BEGIN

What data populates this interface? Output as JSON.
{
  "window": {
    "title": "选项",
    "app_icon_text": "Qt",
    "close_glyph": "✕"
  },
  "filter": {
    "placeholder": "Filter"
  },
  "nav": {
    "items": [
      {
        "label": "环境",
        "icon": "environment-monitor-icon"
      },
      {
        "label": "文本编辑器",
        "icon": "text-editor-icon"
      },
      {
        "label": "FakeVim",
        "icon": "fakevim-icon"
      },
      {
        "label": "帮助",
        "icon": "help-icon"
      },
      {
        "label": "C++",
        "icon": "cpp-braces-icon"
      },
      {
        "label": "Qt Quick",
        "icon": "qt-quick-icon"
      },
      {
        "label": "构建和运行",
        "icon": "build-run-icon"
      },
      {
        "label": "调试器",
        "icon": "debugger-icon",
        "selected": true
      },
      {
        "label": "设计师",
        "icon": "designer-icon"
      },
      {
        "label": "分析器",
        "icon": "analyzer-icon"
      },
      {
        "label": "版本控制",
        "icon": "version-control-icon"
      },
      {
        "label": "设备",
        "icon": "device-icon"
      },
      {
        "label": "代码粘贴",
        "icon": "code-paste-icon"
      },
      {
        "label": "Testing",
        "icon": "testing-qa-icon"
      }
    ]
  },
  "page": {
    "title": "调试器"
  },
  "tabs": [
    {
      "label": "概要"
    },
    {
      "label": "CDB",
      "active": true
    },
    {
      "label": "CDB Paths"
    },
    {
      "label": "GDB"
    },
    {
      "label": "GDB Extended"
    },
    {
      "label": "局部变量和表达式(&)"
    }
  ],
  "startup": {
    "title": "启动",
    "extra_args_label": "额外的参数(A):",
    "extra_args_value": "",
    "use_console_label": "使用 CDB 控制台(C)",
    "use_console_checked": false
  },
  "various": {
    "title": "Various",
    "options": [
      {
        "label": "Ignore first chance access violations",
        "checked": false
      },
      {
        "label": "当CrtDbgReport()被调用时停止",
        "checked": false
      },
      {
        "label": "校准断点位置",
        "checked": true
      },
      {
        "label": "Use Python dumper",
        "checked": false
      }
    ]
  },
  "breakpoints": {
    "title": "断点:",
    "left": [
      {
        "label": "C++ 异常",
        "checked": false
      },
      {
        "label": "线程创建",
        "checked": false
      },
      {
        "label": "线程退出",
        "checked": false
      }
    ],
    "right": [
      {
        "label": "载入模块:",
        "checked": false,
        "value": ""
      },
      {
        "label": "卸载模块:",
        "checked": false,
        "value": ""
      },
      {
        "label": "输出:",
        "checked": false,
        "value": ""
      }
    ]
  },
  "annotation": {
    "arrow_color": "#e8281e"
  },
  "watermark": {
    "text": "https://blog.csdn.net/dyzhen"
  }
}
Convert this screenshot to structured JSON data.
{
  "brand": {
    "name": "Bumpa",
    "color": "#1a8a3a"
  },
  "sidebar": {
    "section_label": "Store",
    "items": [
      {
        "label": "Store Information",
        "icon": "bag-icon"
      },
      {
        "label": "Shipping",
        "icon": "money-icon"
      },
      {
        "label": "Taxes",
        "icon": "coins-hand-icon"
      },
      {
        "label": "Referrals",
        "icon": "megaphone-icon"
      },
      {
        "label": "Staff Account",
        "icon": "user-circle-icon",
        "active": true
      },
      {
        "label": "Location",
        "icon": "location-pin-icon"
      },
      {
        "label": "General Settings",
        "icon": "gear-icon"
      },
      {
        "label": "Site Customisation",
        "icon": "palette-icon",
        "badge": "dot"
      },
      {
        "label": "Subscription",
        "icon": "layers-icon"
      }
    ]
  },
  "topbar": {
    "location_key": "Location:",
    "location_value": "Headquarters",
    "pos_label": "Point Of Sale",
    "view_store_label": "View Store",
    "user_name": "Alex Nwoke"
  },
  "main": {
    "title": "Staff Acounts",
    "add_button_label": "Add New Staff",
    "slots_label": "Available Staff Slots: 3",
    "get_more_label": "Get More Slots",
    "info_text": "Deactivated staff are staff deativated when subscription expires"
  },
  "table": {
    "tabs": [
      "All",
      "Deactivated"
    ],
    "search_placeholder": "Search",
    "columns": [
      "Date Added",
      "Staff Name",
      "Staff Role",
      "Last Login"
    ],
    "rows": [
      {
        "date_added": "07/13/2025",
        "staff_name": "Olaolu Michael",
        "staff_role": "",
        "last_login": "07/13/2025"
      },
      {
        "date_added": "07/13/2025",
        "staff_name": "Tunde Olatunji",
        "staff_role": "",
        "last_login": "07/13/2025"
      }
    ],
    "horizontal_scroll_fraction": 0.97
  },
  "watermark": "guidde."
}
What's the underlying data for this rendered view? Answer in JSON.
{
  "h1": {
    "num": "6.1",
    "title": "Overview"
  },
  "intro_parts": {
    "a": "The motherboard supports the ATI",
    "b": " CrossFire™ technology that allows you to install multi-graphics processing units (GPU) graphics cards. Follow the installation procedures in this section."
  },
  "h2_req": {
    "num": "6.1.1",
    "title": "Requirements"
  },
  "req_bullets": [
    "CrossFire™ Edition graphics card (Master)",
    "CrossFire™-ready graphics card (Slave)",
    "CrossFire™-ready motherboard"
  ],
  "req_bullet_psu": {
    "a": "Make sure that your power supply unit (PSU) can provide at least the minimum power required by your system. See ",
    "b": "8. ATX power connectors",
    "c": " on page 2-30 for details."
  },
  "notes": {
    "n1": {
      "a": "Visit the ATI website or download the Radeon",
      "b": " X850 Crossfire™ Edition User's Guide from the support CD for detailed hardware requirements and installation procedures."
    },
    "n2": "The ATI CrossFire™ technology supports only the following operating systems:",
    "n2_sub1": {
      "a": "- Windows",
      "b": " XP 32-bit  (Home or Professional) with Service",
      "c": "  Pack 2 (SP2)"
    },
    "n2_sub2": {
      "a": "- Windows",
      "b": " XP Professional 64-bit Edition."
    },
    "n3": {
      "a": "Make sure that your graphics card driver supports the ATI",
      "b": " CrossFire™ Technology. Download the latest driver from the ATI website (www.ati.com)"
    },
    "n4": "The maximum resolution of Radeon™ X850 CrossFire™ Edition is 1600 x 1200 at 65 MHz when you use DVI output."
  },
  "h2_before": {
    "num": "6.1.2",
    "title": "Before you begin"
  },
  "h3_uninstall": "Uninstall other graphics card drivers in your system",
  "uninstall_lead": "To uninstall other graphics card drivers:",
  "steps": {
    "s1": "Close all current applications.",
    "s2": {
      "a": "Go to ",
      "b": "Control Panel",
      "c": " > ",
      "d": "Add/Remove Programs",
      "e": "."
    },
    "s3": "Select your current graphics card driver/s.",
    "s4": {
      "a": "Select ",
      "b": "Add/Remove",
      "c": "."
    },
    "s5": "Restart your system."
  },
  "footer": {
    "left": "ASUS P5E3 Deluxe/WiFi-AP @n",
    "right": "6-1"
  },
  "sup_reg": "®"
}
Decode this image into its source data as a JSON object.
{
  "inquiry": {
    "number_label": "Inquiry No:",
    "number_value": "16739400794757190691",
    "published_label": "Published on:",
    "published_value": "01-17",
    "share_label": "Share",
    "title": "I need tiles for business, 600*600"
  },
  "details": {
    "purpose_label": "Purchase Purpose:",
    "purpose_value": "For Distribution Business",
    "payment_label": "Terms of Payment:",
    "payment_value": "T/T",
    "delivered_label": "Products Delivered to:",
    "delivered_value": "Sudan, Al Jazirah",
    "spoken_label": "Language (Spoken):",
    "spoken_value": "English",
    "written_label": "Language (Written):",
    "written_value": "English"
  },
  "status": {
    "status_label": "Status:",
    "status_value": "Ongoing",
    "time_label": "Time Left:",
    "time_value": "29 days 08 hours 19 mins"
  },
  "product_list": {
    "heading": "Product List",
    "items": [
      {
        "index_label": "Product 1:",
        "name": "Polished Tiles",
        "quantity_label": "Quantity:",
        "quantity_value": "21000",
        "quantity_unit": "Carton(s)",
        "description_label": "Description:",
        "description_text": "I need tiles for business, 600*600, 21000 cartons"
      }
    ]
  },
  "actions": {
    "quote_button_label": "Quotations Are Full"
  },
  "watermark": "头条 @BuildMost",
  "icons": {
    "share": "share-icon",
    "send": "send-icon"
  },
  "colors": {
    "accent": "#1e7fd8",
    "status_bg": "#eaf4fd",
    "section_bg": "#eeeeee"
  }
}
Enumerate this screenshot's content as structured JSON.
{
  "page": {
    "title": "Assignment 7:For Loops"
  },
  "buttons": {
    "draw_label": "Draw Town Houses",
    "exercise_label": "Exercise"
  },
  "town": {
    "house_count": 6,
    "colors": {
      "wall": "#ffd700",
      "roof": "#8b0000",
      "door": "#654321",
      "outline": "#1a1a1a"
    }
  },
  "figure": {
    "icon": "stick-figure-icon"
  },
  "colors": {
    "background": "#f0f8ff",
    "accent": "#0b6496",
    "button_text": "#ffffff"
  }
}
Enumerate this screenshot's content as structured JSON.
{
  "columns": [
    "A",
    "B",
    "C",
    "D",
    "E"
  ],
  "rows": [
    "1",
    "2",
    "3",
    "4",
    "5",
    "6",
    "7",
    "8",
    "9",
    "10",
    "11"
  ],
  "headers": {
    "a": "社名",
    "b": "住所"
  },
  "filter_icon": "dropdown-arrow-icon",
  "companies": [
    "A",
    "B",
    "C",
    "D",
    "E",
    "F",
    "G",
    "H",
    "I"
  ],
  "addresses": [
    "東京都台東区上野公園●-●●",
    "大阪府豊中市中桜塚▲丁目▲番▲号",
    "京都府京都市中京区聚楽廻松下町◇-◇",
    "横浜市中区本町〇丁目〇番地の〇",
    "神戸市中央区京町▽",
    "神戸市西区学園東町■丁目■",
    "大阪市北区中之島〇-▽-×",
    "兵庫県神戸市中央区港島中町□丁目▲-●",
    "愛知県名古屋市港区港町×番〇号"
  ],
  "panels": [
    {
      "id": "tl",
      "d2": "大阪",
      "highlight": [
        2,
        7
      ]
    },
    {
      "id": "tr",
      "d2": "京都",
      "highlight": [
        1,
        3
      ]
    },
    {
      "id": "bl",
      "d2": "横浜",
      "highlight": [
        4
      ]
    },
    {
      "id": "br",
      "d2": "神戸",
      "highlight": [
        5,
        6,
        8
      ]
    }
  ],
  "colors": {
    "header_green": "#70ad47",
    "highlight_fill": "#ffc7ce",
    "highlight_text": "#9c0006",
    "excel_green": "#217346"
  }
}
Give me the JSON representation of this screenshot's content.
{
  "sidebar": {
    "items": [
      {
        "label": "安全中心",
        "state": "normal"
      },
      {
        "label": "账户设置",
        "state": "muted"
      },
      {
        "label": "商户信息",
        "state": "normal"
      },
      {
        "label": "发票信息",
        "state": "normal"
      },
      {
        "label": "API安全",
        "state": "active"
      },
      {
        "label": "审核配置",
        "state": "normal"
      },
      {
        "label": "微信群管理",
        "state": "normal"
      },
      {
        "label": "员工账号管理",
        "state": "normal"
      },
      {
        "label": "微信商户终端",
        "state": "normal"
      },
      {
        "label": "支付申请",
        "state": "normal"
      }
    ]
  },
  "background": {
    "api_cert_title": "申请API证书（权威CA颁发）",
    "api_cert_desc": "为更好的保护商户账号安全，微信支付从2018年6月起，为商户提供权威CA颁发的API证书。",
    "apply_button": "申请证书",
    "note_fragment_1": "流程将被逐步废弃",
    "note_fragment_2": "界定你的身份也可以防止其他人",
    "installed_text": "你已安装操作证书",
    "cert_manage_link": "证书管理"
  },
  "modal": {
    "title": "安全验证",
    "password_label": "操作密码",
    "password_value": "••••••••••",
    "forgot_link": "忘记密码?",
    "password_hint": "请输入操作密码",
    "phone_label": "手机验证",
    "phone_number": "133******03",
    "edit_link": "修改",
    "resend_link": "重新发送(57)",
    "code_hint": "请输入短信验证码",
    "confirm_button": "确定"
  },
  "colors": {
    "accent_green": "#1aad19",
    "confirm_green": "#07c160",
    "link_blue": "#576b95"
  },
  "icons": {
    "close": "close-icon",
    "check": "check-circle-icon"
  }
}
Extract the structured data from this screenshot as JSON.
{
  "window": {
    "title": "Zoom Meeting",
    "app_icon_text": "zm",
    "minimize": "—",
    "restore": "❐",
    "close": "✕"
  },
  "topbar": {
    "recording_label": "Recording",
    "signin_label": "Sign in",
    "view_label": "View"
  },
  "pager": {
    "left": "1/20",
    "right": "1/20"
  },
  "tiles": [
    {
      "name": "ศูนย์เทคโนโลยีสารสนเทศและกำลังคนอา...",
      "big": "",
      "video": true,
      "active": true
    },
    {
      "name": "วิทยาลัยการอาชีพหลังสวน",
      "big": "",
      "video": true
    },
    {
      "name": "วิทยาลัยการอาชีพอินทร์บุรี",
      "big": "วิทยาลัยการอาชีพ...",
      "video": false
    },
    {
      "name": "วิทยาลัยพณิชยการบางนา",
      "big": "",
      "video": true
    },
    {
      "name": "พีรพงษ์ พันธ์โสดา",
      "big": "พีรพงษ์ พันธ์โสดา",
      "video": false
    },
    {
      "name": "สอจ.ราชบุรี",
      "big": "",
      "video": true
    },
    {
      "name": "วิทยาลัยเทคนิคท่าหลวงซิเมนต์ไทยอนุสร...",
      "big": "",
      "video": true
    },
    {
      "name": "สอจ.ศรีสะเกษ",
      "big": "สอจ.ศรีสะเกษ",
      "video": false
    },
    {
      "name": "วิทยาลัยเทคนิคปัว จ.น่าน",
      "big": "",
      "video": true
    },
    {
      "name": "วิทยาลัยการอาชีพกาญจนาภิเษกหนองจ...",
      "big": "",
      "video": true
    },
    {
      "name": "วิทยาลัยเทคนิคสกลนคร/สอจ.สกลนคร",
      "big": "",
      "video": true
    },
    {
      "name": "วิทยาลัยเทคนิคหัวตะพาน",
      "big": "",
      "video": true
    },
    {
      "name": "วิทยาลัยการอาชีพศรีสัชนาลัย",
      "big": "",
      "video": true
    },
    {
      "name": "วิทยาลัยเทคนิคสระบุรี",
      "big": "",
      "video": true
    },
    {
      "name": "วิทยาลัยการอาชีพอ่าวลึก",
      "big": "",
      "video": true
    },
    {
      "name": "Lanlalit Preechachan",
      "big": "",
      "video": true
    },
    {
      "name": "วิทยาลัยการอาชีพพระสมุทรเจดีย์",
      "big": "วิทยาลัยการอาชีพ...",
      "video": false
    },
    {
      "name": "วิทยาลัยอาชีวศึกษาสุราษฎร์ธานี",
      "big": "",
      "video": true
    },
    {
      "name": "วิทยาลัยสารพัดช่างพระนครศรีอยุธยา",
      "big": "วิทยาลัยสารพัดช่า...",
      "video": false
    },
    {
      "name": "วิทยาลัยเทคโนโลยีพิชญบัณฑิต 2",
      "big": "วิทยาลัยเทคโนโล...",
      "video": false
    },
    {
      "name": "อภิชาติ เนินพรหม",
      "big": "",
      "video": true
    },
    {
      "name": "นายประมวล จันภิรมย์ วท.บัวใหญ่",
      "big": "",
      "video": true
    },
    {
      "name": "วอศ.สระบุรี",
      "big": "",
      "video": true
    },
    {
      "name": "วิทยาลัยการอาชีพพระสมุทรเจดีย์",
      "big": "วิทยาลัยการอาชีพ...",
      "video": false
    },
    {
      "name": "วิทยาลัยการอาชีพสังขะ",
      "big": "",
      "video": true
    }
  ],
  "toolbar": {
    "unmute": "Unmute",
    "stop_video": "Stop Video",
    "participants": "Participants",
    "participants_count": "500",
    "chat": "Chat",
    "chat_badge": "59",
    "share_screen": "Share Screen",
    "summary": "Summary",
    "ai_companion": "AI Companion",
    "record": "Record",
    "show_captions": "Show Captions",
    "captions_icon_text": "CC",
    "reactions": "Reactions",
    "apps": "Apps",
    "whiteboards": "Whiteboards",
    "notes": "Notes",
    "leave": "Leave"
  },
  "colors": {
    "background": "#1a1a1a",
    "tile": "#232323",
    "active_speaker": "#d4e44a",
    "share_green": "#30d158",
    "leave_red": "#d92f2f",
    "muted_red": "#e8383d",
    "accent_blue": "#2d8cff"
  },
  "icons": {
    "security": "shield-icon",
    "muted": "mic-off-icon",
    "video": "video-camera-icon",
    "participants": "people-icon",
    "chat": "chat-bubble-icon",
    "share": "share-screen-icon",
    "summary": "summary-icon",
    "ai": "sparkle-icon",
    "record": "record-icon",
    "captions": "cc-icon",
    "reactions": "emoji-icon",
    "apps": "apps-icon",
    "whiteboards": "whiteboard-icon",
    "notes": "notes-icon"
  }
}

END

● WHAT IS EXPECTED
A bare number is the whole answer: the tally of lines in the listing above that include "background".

● RESPONSE BOX
3